* _PROMPT_
Give only the number of lines in the records that include the string "RadioStydoba".

Dataset rows describing interfaces:
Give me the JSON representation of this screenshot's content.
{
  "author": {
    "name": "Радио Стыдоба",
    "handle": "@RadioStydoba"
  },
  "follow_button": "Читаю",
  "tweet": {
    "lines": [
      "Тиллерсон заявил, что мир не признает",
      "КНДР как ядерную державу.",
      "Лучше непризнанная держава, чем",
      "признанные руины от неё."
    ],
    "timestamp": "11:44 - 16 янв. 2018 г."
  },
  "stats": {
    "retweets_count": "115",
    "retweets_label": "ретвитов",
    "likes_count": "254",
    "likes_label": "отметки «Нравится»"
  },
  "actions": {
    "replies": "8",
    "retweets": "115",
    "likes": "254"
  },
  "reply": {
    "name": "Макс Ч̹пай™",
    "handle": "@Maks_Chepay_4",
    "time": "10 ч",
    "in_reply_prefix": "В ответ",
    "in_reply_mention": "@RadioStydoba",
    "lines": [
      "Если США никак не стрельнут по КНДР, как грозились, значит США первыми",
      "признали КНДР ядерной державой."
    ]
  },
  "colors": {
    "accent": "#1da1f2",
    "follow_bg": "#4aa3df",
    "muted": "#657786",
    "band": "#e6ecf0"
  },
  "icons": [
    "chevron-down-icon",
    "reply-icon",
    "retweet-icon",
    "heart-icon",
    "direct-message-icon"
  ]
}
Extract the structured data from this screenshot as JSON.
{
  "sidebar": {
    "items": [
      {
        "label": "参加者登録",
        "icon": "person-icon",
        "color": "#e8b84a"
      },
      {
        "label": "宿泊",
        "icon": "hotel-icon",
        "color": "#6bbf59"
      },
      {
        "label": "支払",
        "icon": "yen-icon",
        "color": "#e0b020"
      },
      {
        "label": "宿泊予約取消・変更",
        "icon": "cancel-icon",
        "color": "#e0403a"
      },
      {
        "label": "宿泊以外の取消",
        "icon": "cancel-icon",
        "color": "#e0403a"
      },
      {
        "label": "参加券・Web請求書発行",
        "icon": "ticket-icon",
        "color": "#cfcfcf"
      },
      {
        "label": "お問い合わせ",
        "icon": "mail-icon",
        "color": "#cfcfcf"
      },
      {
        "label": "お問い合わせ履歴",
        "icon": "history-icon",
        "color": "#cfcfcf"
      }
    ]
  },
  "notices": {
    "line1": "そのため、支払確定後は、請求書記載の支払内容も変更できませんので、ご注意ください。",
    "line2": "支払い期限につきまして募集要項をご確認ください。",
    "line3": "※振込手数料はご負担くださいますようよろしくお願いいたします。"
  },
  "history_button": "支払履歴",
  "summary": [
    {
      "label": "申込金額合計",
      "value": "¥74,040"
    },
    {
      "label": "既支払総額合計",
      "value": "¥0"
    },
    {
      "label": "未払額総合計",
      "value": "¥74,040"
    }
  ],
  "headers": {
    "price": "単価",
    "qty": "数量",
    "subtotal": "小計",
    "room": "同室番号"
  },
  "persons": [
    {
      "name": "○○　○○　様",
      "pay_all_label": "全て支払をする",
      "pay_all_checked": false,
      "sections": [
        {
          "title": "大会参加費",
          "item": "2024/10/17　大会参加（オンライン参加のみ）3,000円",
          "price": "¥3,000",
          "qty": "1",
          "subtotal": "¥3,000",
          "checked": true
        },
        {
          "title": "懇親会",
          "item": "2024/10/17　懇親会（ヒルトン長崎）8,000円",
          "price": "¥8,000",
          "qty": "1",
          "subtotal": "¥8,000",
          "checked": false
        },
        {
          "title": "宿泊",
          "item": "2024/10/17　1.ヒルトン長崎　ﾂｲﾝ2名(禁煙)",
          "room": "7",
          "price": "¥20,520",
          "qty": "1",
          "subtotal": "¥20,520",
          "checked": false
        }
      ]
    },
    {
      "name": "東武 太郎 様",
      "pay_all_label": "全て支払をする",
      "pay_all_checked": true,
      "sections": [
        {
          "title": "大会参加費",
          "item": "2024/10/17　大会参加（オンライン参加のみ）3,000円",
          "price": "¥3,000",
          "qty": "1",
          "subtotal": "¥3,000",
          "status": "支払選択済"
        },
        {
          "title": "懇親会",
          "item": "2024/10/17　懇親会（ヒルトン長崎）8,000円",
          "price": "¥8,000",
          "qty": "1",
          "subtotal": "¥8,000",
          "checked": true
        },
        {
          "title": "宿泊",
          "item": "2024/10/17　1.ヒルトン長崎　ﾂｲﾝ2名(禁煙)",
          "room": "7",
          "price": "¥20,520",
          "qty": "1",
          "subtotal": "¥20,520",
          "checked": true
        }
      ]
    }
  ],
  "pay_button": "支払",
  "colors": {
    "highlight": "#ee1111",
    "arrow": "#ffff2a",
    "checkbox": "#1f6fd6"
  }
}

* _FINISHED EXERCISE_
2